A year later, the squirrel had made just as much progress as the penguin.

Now that the penguin was done, however, I felt motivated. Home I went, to knit a squirrel. It started out much like the penguin:

There was the cute little tummy!

I thought it was starting to look kind of quizzical as I knit around on its little head:

But as I kept going, it took on a rather disturbing, lifeless look:

(Please forgive product placement. I swear I am getting no royalties from Sony.)

And by the time it had a tail, it looked .... well .... like this:

Dinner anyone? I'm knitting stew tonight.


Postscript: I did feel a little uncomfortable shooting pictures of a dead, knitted-animal squirrel as cars drove by. Especially since I kept picking up the squirrel and moving it from one side of the street to the other, to get the lighting and the angles the way I wanted them. The bottom line is, I'm not in the habit of picking up roadkill with my bare hands.

So whenever cars drove by as I moved the squirrel, I decided to distract them by waving hello! Hi, everyone!

It is a friendly neighborhood and a small town. They all waved back.

And I wondered if, after they had driven on, their brains started realizing what they had just seen.

Finale: The squirrel looked way more perky after it was felted, dried, and stuffed.

Don't cross, cute little squirrel!

Sunday, July 13, 2008

Penguin Love

Cynthia writes:
Anyone who knows me knows that I like animals. I like 'em a lot; I love their spirits. That is probably why I am always wildly attracted to little stuffed, knitted animal patterns.

But it's odd: I usually don't want to knit the animals that much. Yes, when it comes to stuffed, knitted animals, I admit that I am a so-called "product knitter."

Which is why I had yarn for a penguin that had been ready to knit ever since yarn market, June 2007.


You should have seen me at market: I was embarrassing.

You see, we had just discovered the new Fiber Trends penguin pattern, and I was completely crazy over it. I had to make one. I made Kim run around with me all over the conference center, looking for the perfect yarns to make the penguin. I assured her that everyone else would also want to make one, and we could create kits.

Now, I am kind of picky about my stuffed animals. The beak color had to be just the right orange. The white had to be white enough--yet feltable--and the fur had to be fluffy--but of course not too fluffy. Kim was remarkably patient. (Although come to think of it, she did mention something about wanting to kill me; I ignored her idle threats.) We got everything I wanted. I was so, so excited.

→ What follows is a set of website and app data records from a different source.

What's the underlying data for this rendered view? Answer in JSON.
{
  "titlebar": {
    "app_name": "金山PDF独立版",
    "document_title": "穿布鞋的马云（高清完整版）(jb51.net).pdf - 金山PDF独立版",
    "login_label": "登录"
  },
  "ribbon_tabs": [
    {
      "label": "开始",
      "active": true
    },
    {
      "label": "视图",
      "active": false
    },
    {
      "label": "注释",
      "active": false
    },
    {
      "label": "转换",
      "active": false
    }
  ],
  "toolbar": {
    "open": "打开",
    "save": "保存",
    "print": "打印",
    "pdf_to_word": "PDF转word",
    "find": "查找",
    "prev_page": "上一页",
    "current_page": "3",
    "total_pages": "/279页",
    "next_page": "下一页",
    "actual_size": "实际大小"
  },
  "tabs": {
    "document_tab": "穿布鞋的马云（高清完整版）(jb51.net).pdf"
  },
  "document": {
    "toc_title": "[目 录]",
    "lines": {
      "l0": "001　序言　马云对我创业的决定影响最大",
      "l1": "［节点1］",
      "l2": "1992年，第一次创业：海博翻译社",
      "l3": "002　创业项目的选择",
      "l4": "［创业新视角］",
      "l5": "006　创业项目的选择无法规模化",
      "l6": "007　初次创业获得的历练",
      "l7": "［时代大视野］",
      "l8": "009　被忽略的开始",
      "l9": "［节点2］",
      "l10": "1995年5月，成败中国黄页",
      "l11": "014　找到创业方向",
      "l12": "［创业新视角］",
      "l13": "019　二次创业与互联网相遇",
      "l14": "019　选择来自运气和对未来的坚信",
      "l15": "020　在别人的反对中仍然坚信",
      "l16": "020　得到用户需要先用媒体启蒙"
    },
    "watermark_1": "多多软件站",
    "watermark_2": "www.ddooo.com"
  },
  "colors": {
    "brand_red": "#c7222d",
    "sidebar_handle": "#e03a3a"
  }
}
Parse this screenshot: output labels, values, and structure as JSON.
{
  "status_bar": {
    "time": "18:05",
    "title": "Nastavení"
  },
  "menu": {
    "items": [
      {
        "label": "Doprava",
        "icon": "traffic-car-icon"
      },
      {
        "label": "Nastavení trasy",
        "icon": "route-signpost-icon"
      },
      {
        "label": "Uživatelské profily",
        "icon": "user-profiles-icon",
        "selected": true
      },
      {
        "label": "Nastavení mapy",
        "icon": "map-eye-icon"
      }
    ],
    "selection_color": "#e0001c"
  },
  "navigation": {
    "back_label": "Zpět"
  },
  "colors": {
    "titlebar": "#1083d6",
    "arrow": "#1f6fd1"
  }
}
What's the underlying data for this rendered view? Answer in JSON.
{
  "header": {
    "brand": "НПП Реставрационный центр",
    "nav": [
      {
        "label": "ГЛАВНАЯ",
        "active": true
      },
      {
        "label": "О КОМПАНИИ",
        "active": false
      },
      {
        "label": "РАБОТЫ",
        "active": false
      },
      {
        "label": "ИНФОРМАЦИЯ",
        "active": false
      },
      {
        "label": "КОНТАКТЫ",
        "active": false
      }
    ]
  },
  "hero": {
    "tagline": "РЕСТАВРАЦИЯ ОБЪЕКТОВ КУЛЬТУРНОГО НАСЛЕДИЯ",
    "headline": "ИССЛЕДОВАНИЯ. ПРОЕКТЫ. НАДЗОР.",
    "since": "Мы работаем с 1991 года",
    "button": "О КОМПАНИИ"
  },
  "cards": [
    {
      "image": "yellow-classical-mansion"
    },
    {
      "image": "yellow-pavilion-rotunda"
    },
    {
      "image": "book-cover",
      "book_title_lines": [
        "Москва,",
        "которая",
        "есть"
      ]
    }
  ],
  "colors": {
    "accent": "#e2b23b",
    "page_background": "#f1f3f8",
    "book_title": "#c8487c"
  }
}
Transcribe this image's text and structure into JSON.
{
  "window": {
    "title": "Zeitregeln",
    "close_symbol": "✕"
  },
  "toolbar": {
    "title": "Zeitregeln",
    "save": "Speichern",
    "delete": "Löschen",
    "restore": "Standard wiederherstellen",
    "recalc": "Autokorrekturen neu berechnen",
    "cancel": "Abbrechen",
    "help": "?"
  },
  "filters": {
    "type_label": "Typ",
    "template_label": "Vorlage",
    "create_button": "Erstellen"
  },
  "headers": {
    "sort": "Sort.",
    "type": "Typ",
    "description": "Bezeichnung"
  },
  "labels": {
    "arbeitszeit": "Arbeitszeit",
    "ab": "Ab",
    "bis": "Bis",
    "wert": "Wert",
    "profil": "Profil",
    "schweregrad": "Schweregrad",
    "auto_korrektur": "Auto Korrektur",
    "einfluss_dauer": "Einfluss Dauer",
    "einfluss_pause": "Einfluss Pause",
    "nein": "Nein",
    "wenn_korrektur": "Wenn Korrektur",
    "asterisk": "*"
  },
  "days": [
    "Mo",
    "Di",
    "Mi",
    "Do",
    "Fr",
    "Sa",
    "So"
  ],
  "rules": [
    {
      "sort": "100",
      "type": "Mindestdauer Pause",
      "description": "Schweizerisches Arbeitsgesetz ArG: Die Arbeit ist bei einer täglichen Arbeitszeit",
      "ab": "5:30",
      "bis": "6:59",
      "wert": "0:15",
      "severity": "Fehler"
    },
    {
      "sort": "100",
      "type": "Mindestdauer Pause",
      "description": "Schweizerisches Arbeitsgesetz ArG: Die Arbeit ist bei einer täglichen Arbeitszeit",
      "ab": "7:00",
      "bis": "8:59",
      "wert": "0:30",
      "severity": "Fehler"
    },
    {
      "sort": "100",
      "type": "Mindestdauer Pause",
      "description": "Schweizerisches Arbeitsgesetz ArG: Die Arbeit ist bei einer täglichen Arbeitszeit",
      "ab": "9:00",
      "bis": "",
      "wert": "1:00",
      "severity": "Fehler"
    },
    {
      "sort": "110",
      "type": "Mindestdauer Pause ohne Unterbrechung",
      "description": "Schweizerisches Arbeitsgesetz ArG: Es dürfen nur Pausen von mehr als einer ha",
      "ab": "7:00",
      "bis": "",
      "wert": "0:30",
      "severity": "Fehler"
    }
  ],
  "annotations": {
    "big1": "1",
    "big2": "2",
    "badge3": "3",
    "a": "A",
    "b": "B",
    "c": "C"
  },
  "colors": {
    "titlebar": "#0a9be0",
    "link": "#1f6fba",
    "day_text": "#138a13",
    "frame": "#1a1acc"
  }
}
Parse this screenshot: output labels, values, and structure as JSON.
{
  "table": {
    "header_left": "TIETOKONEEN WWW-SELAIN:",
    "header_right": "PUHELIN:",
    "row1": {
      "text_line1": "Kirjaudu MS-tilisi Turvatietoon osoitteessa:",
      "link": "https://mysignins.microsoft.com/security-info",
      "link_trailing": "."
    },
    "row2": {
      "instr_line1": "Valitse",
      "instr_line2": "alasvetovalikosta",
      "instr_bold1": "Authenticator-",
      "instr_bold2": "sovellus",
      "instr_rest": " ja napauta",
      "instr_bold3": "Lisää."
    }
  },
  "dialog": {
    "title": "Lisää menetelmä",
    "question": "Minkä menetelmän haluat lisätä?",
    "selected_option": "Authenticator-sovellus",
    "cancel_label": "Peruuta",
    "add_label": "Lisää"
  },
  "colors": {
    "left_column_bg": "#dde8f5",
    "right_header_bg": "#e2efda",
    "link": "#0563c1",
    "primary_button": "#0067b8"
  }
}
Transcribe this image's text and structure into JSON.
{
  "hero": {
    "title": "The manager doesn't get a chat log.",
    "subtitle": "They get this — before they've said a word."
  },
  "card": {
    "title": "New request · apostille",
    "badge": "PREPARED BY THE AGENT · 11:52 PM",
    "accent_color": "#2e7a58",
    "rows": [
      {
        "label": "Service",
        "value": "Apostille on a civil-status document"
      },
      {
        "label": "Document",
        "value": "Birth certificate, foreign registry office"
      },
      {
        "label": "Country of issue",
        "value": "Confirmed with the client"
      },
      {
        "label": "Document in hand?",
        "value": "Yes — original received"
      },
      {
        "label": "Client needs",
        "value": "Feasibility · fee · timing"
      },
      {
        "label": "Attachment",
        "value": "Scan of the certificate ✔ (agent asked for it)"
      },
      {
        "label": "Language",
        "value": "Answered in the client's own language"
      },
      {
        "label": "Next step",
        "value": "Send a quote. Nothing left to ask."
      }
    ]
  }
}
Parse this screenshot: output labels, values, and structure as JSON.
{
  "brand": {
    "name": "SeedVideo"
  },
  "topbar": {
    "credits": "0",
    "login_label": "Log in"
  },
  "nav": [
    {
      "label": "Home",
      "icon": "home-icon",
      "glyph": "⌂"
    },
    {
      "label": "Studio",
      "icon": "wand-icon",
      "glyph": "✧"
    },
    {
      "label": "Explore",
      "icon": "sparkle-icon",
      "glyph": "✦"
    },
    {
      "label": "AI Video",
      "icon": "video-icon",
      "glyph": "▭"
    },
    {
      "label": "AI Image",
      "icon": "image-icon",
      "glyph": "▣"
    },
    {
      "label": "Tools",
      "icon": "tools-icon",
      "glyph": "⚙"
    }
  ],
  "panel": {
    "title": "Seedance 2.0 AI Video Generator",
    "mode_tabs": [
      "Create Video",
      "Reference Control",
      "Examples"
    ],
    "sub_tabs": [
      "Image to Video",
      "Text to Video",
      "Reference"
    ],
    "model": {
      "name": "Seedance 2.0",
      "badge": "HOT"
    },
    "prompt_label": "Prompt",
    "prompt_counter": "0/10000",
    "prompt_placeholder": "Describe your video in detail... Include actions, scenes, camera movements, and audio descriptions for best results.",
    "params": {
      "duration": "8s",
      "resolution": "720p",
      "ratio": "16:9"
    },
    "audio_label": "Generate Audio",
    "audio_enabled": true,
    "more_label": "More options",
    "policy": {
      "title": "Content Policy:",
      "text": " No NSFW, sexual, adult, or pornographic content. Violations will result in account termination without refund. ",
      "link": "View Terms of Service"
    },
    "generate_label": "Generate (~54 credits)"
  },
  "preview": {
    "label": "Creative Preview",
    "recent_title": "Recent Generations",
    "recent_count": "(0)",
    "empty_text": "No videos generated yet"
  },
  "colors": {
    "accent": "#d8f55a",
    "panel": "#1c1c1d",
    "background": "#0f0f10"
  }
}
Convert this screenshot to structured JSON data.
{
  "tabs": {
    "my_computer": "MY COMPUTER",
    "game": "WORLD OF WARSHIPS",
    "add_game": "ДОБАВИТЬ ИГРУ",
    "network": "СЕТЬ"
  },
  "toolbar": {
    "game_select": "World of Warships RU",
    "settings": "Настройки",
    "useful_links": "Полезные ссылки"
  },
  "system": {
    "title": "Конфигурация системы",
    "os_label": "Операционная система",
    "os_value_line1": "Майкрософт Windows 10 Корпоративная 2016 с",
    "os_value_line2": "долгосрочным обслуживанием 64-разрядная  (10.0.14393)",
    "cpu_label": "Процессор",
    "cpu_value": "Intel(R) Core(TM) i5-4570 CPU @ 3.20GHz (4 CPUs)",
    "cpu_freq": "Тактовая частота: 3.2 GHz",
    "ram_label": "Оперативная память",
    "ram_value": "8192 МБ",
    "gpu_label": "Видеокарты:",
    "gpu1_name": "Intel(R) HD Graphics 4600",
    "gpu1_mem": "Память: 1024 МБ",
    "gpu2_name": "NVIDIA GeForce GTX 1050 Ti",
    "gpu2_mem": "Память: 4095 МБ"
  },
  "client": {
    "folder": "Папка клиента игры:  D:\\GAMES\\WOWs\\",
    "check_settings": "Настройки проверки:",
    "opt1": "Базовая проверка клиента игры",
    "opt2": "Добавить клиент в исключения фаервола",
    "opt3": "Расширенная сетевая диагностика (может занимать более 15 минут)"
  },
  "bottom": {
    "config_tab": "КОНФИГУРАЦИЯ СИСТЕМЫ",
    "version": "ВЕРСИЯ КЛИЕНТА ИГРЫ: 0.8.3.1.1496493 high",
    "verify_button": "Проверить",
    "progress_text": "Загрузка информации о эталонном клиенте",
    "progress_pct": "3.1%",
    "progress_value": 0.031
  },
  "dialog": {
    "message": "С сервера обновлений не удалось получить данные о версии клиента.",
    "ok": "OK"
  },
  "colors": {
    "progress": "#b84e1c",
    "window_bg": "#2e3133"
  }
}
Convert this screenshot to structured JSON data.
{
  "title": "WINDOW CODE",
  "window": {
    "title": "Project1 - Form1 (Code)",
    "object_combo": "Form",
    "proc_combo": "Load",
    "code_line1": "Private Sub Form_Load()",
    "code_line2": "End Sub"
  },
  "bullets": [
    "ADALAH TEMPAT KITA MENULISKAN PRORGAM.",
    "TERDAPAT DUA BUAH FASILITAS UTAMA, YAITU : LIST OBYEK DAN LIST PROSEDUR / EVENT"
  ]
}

And then the yarn and pattern sat in my office area at home.


Fast forward to July 2008.

Ever had those moments where you just get annoyed at something unfinished? And you just get it out and work on it and finish it, even though it wasn't in the game plan?

Me neither.

But this weekend, that's exactly what happened to me.

Oh, I had had big quilting plans for the weekend. Brother graduating in a few weeks, quilt not done, blah, blah, blah.

And then for the millionth time, I looked at that bag of yarn, and a strong feeling came over me: That feeling, my friends, was nothing less than a fierce determination to knit the penguin.

[Hey! I just read your mind. No, no, I was not procrastinating about making the binding on my brother's quilt. Stop thinking that. You are distracting me from the real story.]

Suddenly, and without any prior warning, I opened the bag and started knitting. I couldn't stop. Why, it was as if the penguin was knitting itself, and I was its mere instrument.

I knitted:

And knitted:

And within 2 easy days, I had a penguin:

(Note to curious techies: Despite the implications of the above photo, I use Windows Vista, not Linux.)

I put it in the wash to felt, and then I put it out on a baking rack so its back would dry evenly:

Which gave Kevin an idea:

(Settle down, settle down. He did not turn the oven on.)

I still have to stuff it and sew it closed, and perhaps add a couple of eyes--but from my point of view, this bird is done, baby. Put a fork in it.